Theft of credit card files could inspire new layers of hacking shields
The news of a possible data breach at credit card companies Visa and MasterCard this week could inspire lenders to double down on their investments in security software.
Hackers can use private financial information to ring up fraudulent charges on simple purchases or to commit full fledged identity theft. With implications on such a large scale for both consumers and lenders, banks and other financiers have stepped up their defenses against intrusion in recent years.
Those improvements may not have been enough, as thieves penetrated the secure files of an estimated 50,000 cardholders held by Global Payments in Atlanta, Georgia, according to the Wall Street Journal. The company processes credit cards and debit cards for banks and merchants.
Both Visa and MasterCard moved quickly to alert their banking partners - the firms that actually issue credit cards to consumers - and to activate their data loss prevention plans.
The incident could put pressure on lenders to beef up their data protection practices, especially because credit card issuers typically insure cardholders against fraudulent purchases, so any theft may come out of corporate pockets.
Despite fears generated by the data theft, the numbers involved were relatively small. An estimated 648 million Americans hold credit, debit and prepaid cards from Visa, and another 308 million people use MasterCard’s services.
While the credit card companies quickly announced their own systems had not been penetrated, they both launched investigations to improve future security practices by learning whether the breach had occurred through problems in anti-virus software, phishing intrusion or blended threats.
"MasterCard is concerned whenever there is any possibility that cardholders could be inconvenienced and we continue to both monitor this event and take steps to safeguard account information," the company said in a statement to NetworkWorld magazine.
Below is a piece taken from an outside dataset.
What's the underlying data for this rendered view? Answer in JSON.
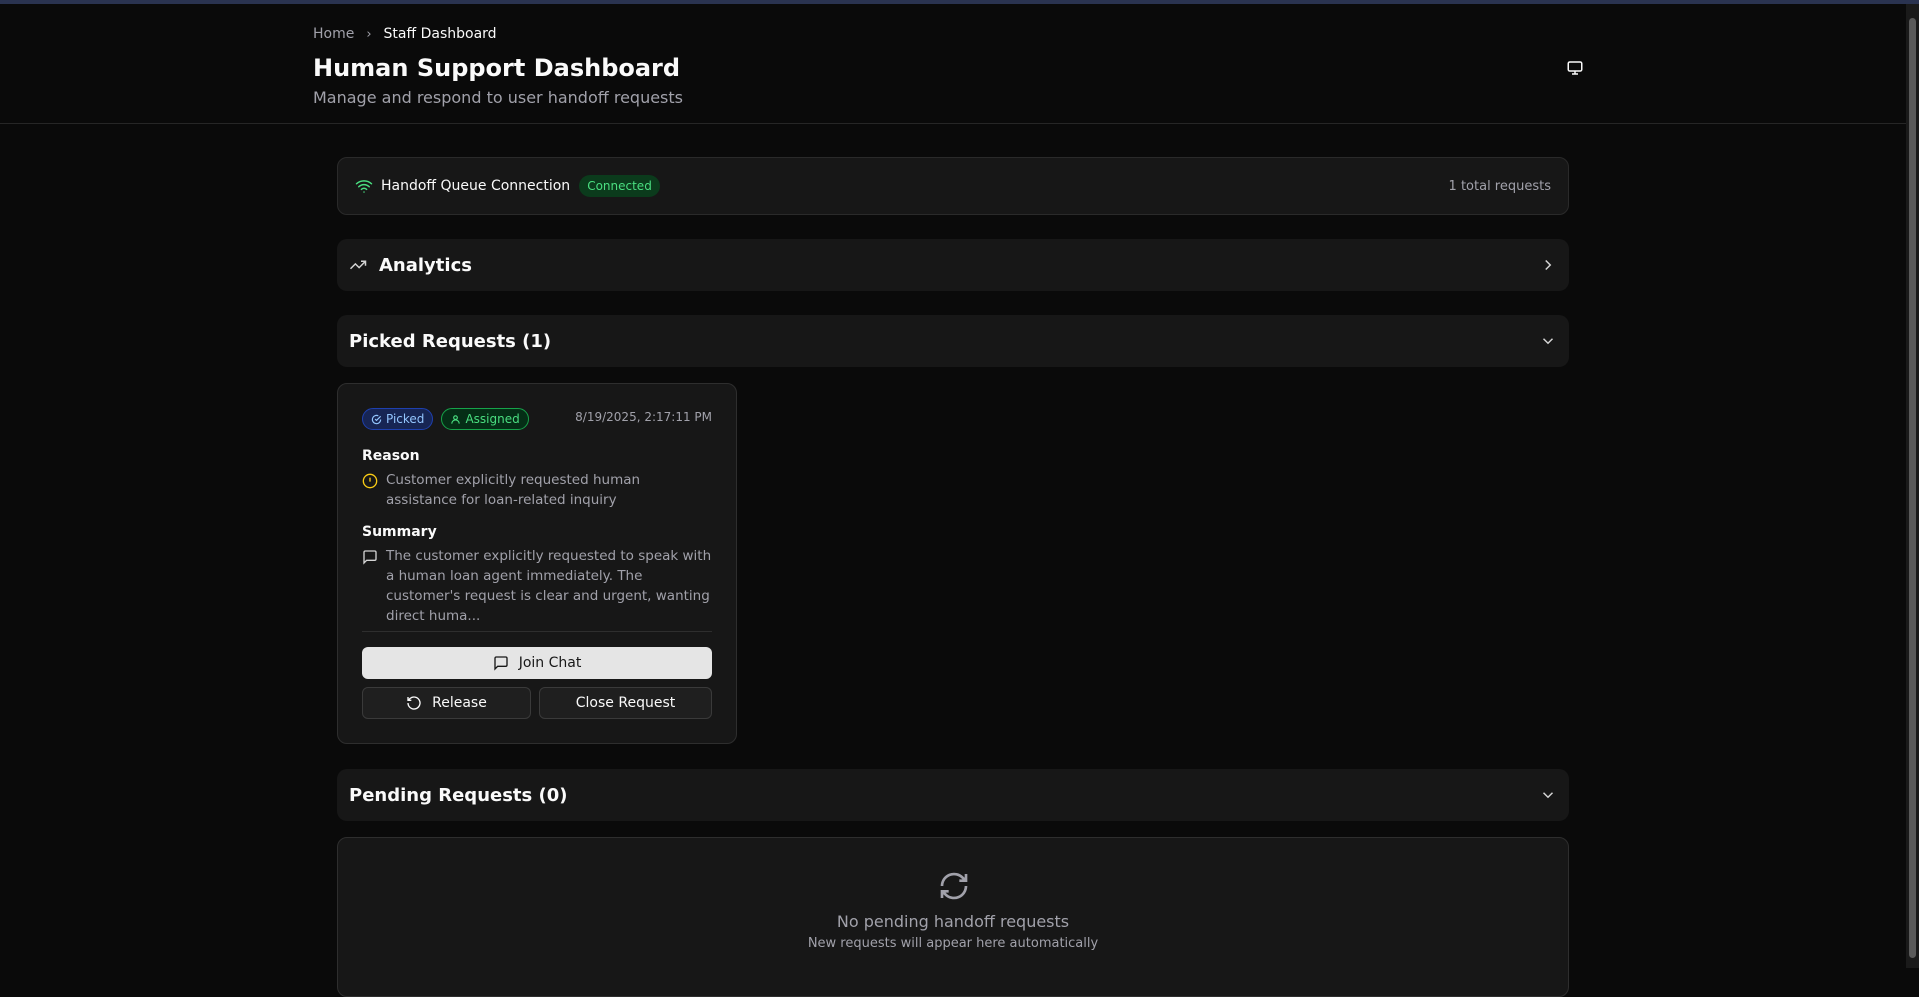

Some experts say the event illustrates the need for companies to move beyond "knowledge based authentication" - regulating access to websites by demanding passwords or answers to security questions that only a genuine customer would know.
In fact, determined crooks can usually bypass two or three layers of authentication, so the best defense is to combine many layers of fraud prevention, Gartner fraud analyst Avivah Litan says in her company blog.
"Malware-based attacks against bank customers and company employees are levying severe reputational and financial damage on their victims," Litan says. "They are fast becoming a prevalent tool for attacking customer and corporate accounts, and stealing sensitive information or funds. Fighting these and future types of attacks requires a layered fraud prevention approach."